All year long, we will all be putting money into our communal piggy bank. We will be creative with ways to make more money available for savings, and plunk in there as much as we can. Each month, we’ll open it, count it up, and record the amount. We’ll put it in a larger jar somewhere we can see it, and see if we can match or exceed that amount in the next month. At the end of the year, this is our special gift to ourselves– a big chunk of cash to use for TRAVEL. We don’t know for sure yet where we’ll go– it all depends on how much we can save! The end of the year is definitely around the time when we get the most anxious to go someplace warm and sunny, so I am personally hoping we can come up with enough for Greece. We all have a list of places we’d like to see. Amelia’s top choice is Spain. Jeff would love to go just about anywhere in the Mediterranean. We would all love to visit Morocco… The possibilities are endless!

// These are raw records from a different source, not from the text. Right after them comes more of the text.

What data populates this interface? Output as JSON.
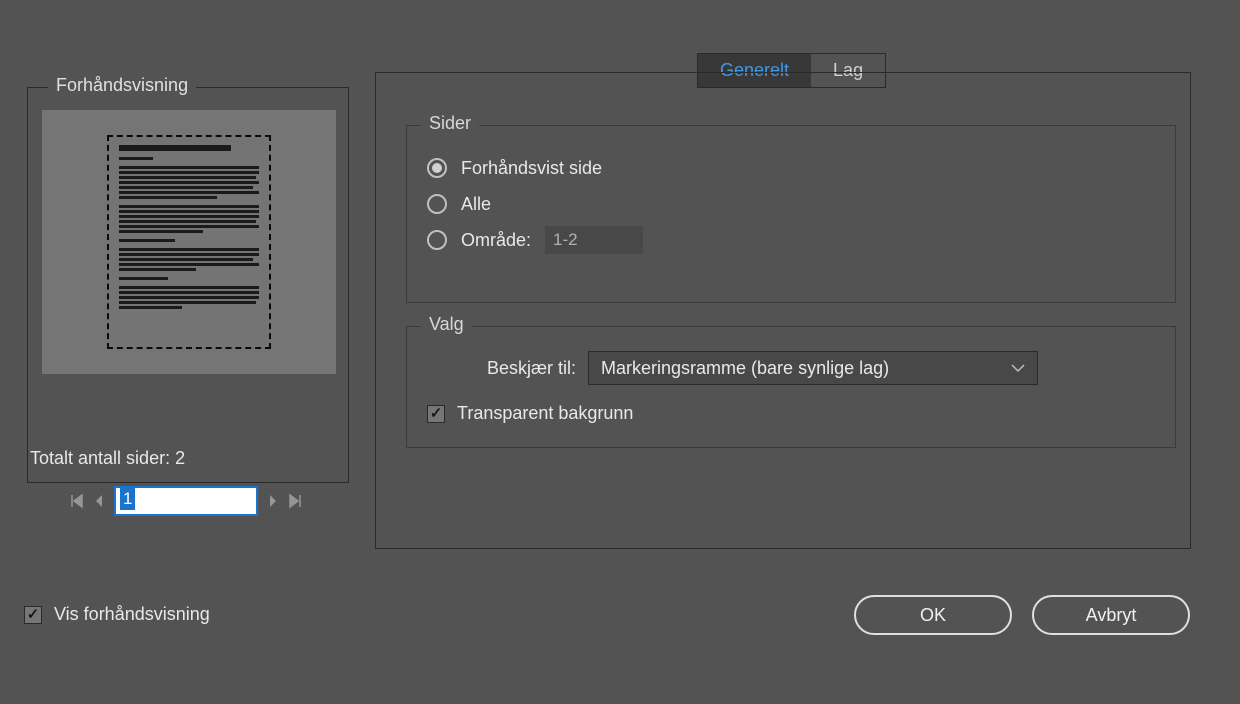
{
  "tabs": {
    "general": "Generelt",
    "lag": "Lag",
    "active": "general"
  },
  "pages": {
    "legend": "Sider",
    "previewed": "Forhåndsvist side",
    "all": "Alle",
    "range_label": "Område:",
    "range_value": "1-2",
    "selected": "previewed"
  },
  "options": {
    "legend": "Valg",
    "crop_label": "Beskjær til:",
    "crop_value": "Markeringsramme (bare synlige lag)",
    "transparent_bg": "Transparent bakgrunn",
    "transparent_checked": true
  },
  "preview": {
    "legend": "Forhåndsvisning",
    "page_value": "1",
    "total_label": "Totalt antall sider: 2"
  },
  "show_preview": {
    "label": "Vis forhåndsvisning",
    "checked": true
  },
  "buttons": {
    "ok": "OK",
    "cancel": "Avbryt"
  }
}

Along with freeing up change and small bills here and there, we will be focusing on ways to actually earn some extra money throughout the year. Last summer, Amelia’s American lemonade stand did pretty well; we’re thinking we could take it a step further this year, and maybe do a family lemonade stand at our local open market on some free Saturdays. Jeff is trained to teach Positive Discipline classes, so he will look into leading a seminar or two this year through my daughter’s Montessori school. You know that earning money through this blog is one of my personal goals this year, so some of that will definitely go toward travel! Other things that will help our travel fund grow are selling things we don’t need, and forgoing little luxuries, putting that money toward our dreams instead. The last couple of Fridays, we stayed home instead of enjoying our usual pub nights, and put that £15 into the cash cow, and just enjoyed playing games at home by the fire instead. All these things really add up, and it’s been fun to work together toward a really fun dream/ goal!
I want my daughter to understand that money is a tool, and we can choose how we want to handle it. The amount of money available will vary greatly through life, but there are some basics that will always apply. We give our money away to others who need it; we use it to bless people through gifts and hospitality; we defer little things we want in favor of bigger and better options in the future; we don’t waste it on unnecessary purchases, and try to be smart about how we choose to use it. The same goes for most of life’s resources, doesn’t it? And now, we are working together as a team to make some big travel dreams really happen! It has been fun to see Amelia embrace the idea, and get excited about contributing her own allowance money to the fund, and helping to think of ways to either save money or earn more.
Imagine: If we put in an average of £1 per person each day, that would add up to over £1,000 at the end of the year! When it comes time to find out what we have to work with and how we want to spend it, we will sit down as a family and plan out the budget and logistics of our trip (for example, a certain little someone really wants to go to Disneyland Paris someday– that is definitely an option, but it will be valuable to price that experience and see how it would compare to staying longer somewhere, or taking a side trip, etc.) I think this part of the experience will also be a really valuable and empowering lesson for Amelia.
We’re excited about the potential for this plan, and where it could take us. I’m also enjoying this co-operative lesson with Amelia, and hope it’s a really positive experience that she will be able to remember as she grows.
Did you have a valuable learning experience about money when you were a kid? What do you want to teach your children about money now or in the future?